The H'Mong ethnic group in Ha Giang, Vietnam.
The H'Mong also called the Mong is the largest ethnic group of seventeen ethnics community in Dong Van karst plateau Geo park. They are believed to have originated from China and then migrated to Vietnam more than 300 years ago. Women are commonly found carrying a bamboo basket on their back, braced by a wire tied around their forehead filled with farming products while hanging a three-month-old baby at the breast.
Their main permanence is in the mountainous provinces including Ha Giang, Tuyen Quang, Lao Cai, Yen Bai, etc, and comprises of two main sub-groups: White Mong and Flower Mong. The Mong people are famous for traditional farming called Milpa (A small cultivated field) which includes the planting of rice, maize, and other crops.

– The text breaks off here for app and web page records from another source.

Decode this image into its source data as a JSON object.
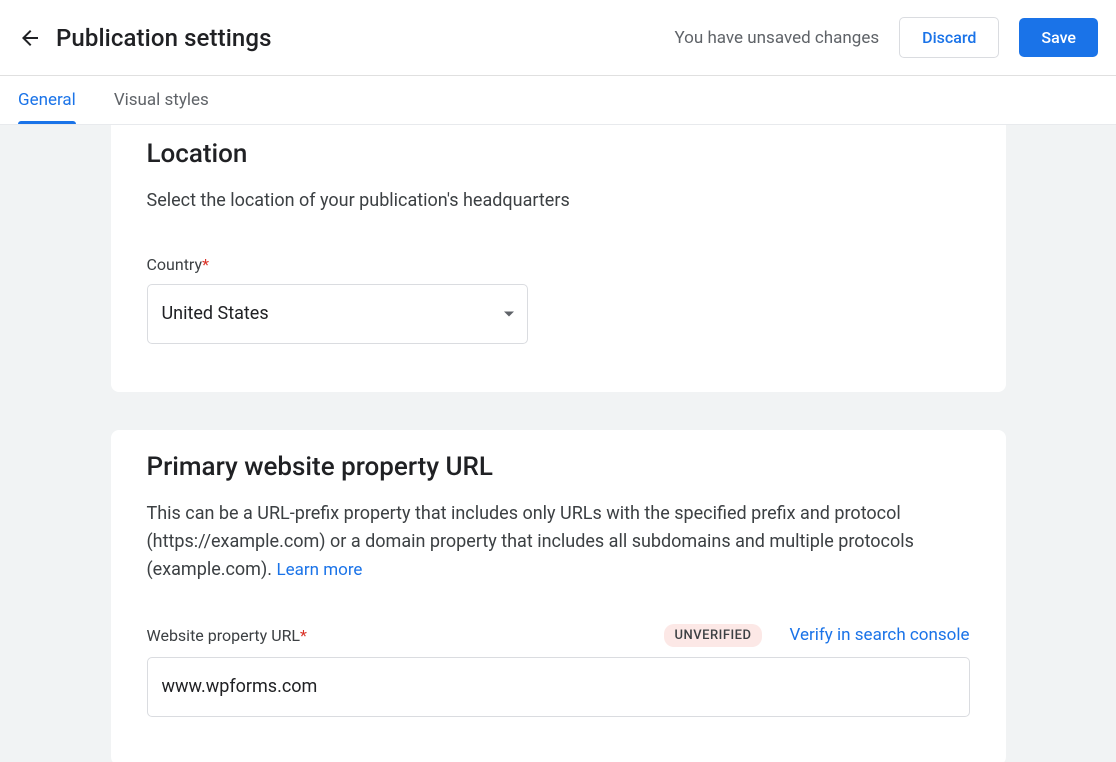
{
  "header": {
    "title": "Publication settings",
    "unsaved_message": "You have unsaved changes",
    "discard_label": "Discard",
    "save_label": "Save"
  },
  "tabs": {
    "general": "General",
    "visual_styles": "Visual styles"
  },
  "location": {
    "title": "Location",
    "description": "Select the location of your publication's headquarters",
    "country_label": "Country",
    "country_value": "United States"
  },
  "website": {
    "title": "Primary website property URL",
    "description": "This can be a URL-prefix property that includes only URLs with the specified prefix and protocol (https://example.com) or a domain property that includes all subdomains and multiple protocols (example.com). ",
    "learn_more": "Learn more",
    "url_label": "Website property URL",
    "url_value": "www.wpforms.com",
    "badge": "UNVERIFIED",
    "verify_link": "Verify in search console"
  }
}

They are also extremely skillful in the production of handicrafts such as weaving, knitting, forging & casting and devising wooden items of furniture.

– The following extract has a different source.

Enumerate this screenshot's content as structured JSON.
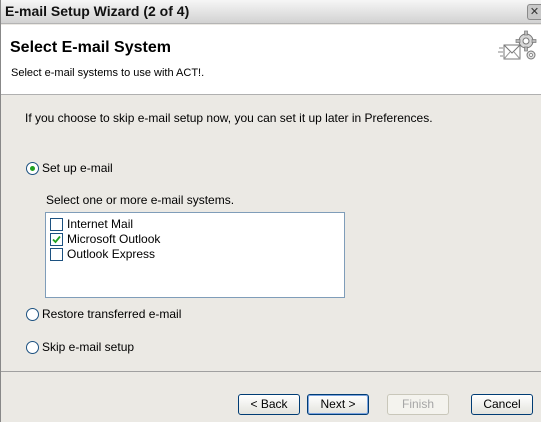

The H’Mong house is made from the earthen wall, it usually has no window but the house apparently is always cool in summer and warm in winter. The traditional clothing of the Mong women is very unique. A suit of women clothes consists of a skirt, a blouse, a shirt parceled at the breast couple with a brassiere, a belt, leggings, and a turban winded around the head. The skirt is usually in the form of a truncated cone with a series of creases that can spread widely. They tend to use decorative patterns on the dress that includes butterflies, snakes, flower, harrow teeth, pig feet and so on to go with the harmony of color.
The traditional culture of the Mong people is quite abundant with customs, ceremonies, rites, and beliefs. One of the things that surprised me the most was that not all of the members of the ethnic group understand or communicate in Vietnamese.

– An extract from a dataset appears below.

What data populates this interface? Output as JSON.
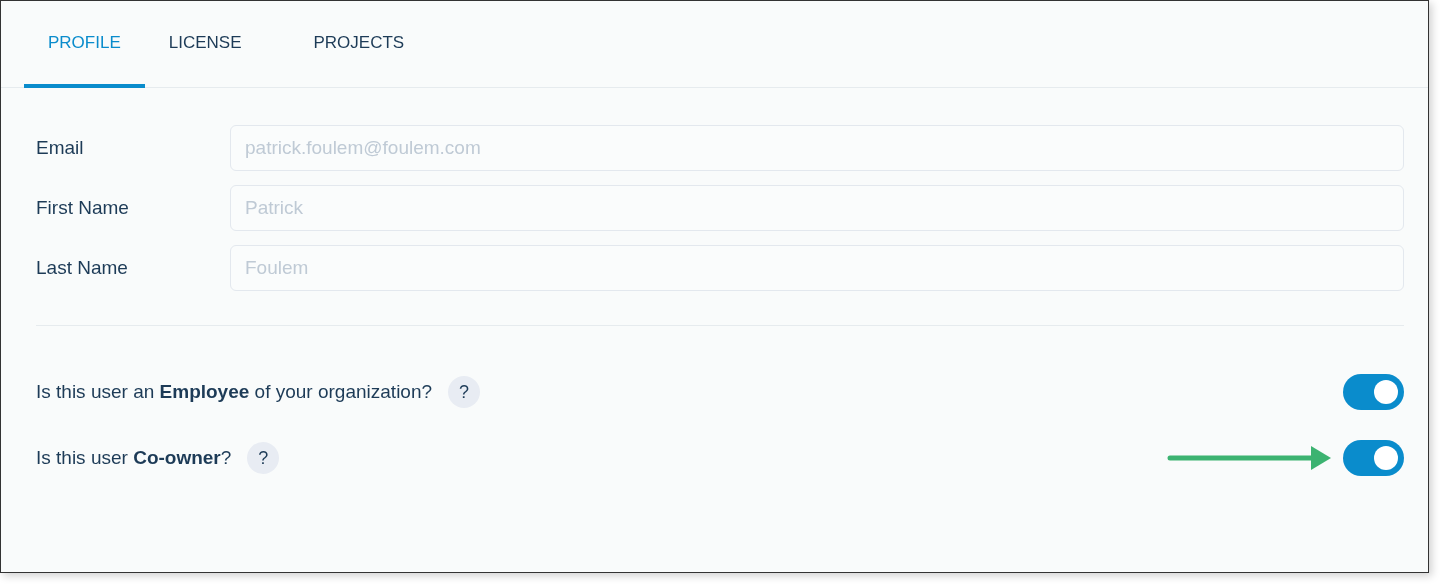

The Tay ethnic minority people in Ha Giang, Vietnam.
Tay is the second large ethnic minority in Ha Giang, account for 25 percent total population of the province. Tay villages are usually at mountain foot and include about 15 to 20 houses. They live in a house of stilt, thatch-roofed huts using palm leaves or grass. Among their clan, the elderly kinsfolk seemed to play a crucial role in the upbringing of the younger ones. Kids are trained to imbibe the mountainous lifestyle at a very early age which help them become self sufficient and fearless.
Their handicraft skill is quite developed such as knitting, making wooden furniture, pottery. Besides that, fabric weaving of Tay is quite well known, especially, particular blankets, brocade turbans with a rich pattern are what people love. Tay ethnic usually wear cotton clothes that are dyed and, silver necklace & silver rings at their wrists and ankles. I was told that the culture of Tay is very diversified with different type of ceremonies involving weddings, funerals, house warming celebration. The folkloric literature of the community is a rich treasure of legends, myths, ancient stories and folkloric songs.
Alcohol is a particular cultural spotlight of the Tay people, especially those living in Cao Bang. Locals use rice, corn, sweet potatoes, sugarcane, bananas, etc to make the alcohol yeast. Traditionally, inviting guests to a drink is a typical welcoming gesture of Tay hosts.
Obviously, it doesn’t take long to grasp that I was as foreign to them as they were to me. It was my interest in them that had me learn a thing or two about the community and in my humble findings, I could note how each group of ethnic people has developed their own identity, thus making the Vietnamese culture, long known for its variety, a well-blended combination of different cultures.
Shilpa Srinivas @flohwithme
Travel Related Information:
Visa for Indians: On arrival
Purpose : Tourism
Commute : Car, Bike